Researchers identified 3,452 patients who underwent surgery for musculoskeletal trauma between 2008 and 2012. Outcome measures included readmission to the hospital within 30 days of surgery and the subset of readmission because of adverse events related directly to surgery.
Study results showed 5.4% of patients experienced at least one readmission within 30 days of surgery, with 3.5% of patients experiencing a surgical adverse event and 1.9% of patients experiencing a nonsurgical adverse event. The researchers found the most frequent adverse events were infection and fixation failure.
Readmission within 30 days of surgery, as well as readmission related to an adverse event, was significantly associated with higher Charlson comorbidity index (CCI), older age and marital status, according to the researchers. No significant differences were seen between readmitted patients with or without surgical adverse events.
CCI and older age were included in both best multivariate logistic regression models for all-cause 30-day readmission and 30-day readmission related to a surgical adverse event. Both models predicted very little variability in readmission, according to the researchers, reflecting the complexity of readmission and the difficulty found in reducing readmission risk to just a few factors.
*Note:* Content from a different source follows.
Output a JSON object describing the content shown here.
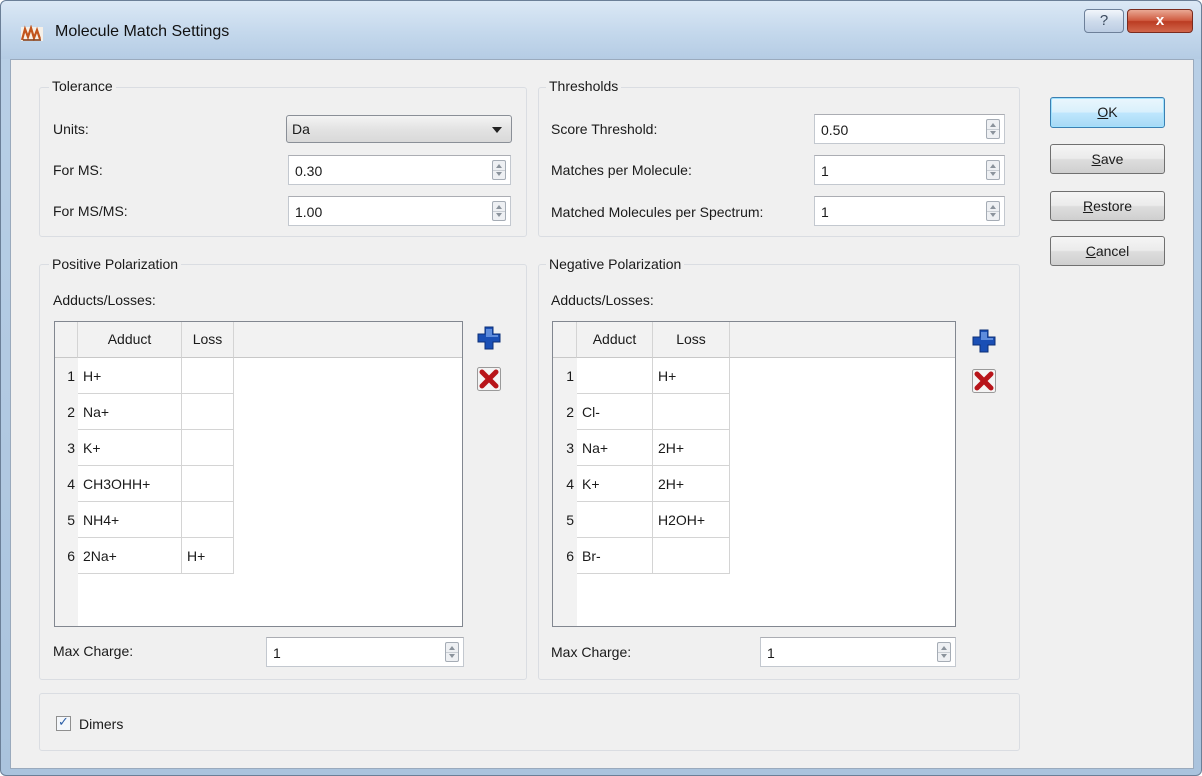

Disclosures: Bossen received a faculty grant from the Vrije Universiteit Amsterdam for medical students. Hageman received research grants from Marti-Keunig Eckhart Stichting, Anna Foundation and Spinoza Foundation.